In the canonical quantization of fields, CCR is postulated as (for scalar boson field ): $$[\phi(x),\pi(y)]=i\delta(x-y)\qquad\qquad(1)$$ in analogy with the ordinary QM commutation relation: ...
5
votes
2answers
738 views

Does the Hilbert space of the universe have to be infinite dimensional to make sense of quantum mechanics?

Does the Hilbert space of the universe have to be infinite dimensional to make sense of quantum mechanics? Otherwise, decoherence can never become exact. Does interpreting quantum mechanics require ...
4
votes
1answer
1k views

Differences between pure/mixed/entangled/separable/superposed states

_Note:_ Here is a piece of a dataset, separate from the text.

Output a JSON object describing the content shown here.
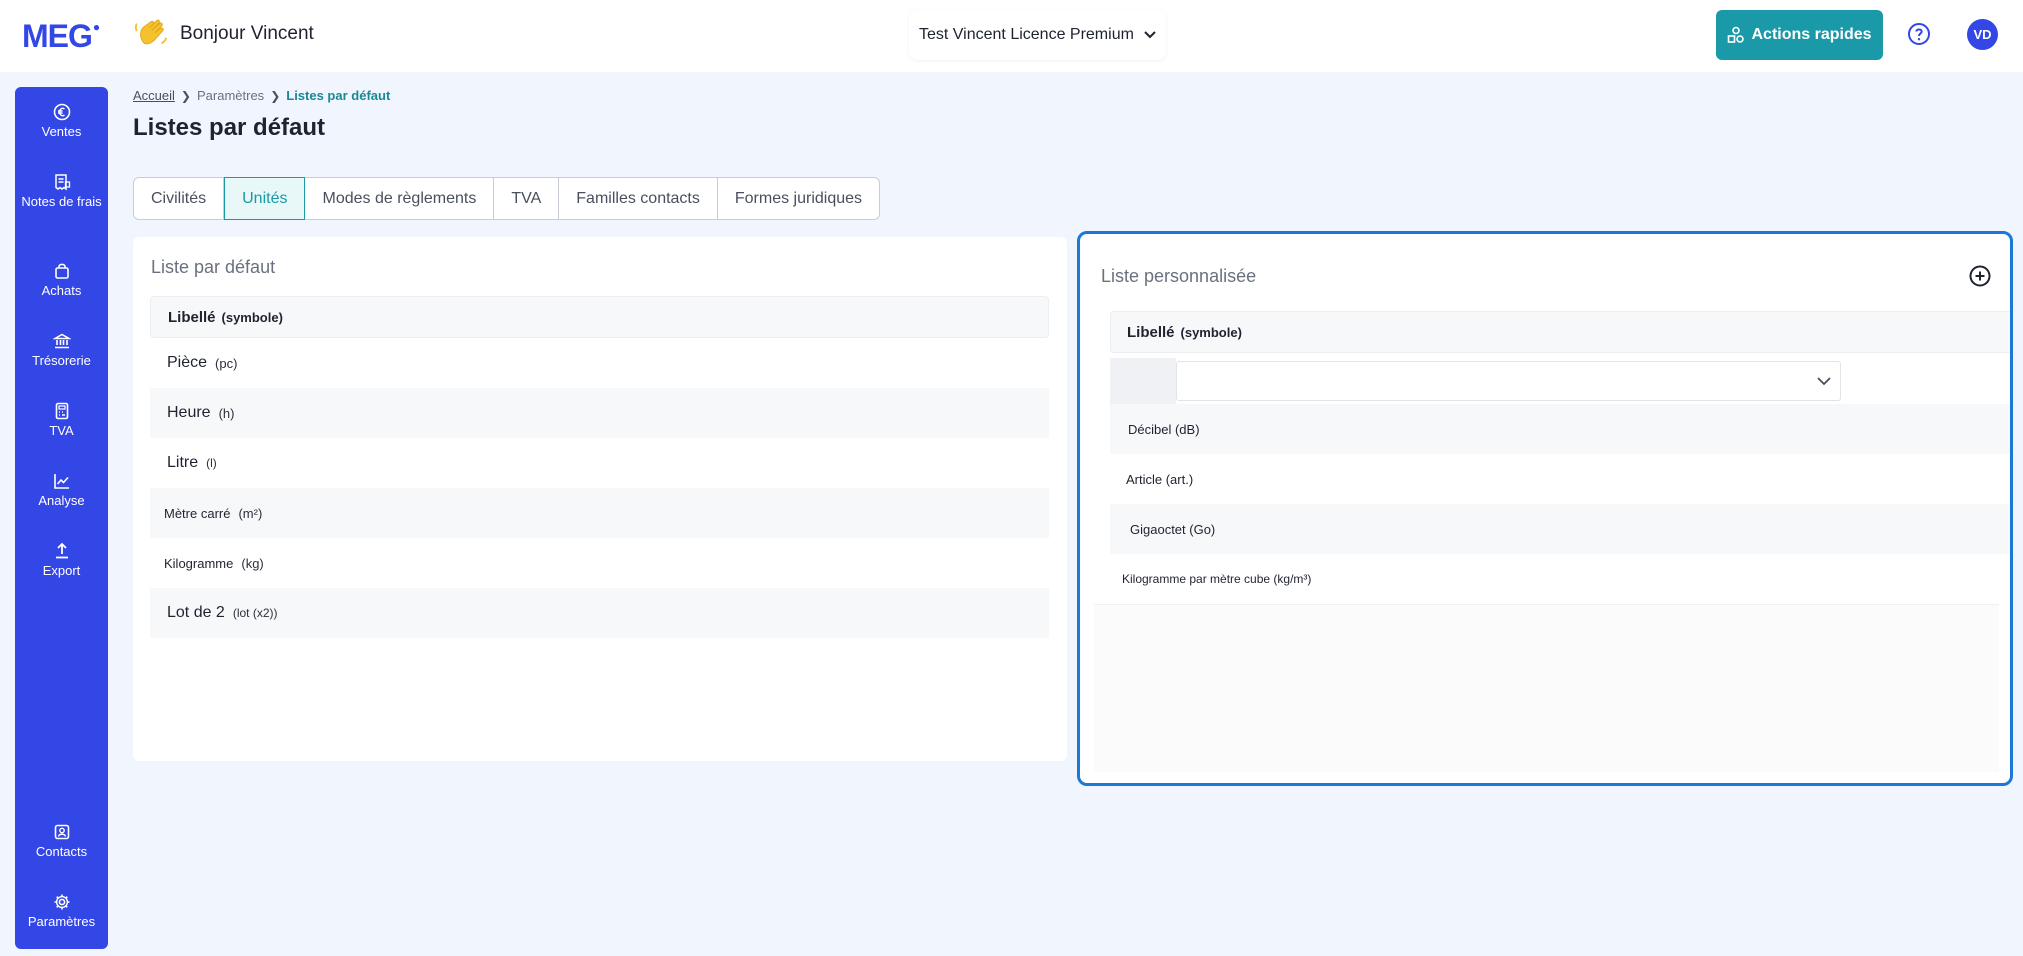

I am currently trying to establish a clear picture of pure/mixed/entangled/separable/superposed states. In the following I will always assume a basis of $|1\rangle$ and $|0\rangle$ for my quantum ...
4
votes
2answers
519 views

Bra-ket notation and linear operators

Let $H$ be a hilbert space and let $\hat{A}$ be a linear operator on $H$. My textbook states that $|\hat{A} \psi\rangle = \hat{A} |\psi\rangle$. My understanding of bra-kets is that $|\psi\rangle$ is ...
2
votes
2answers
337 views

QM formalism is one big confusion - lack of geometrical explaination with images

I have been trying to learn QM and it went well (all untill harmonic oscilator) until i had to face the formalism: Hilbert space- As a novice to QM i am very sad that in none of the books i have ...
7
votes
3answers
2k views

Difficulties with bra-ket notation

I have started to study quantum mechanics. I know linear algebra,functional analysis, calculus, and so on, but at this moment I have a problem in Dirac bra-ket formalism. Namely, I have problem with ...
4
votes
2answers
181 views

The Higgs vacuum

Srednicki's "Quantum Field Theory", an electronic copy of which is freely available here, seems to state on p 205 that the states eq. (32.3) which differ by a phase factor that can range through ...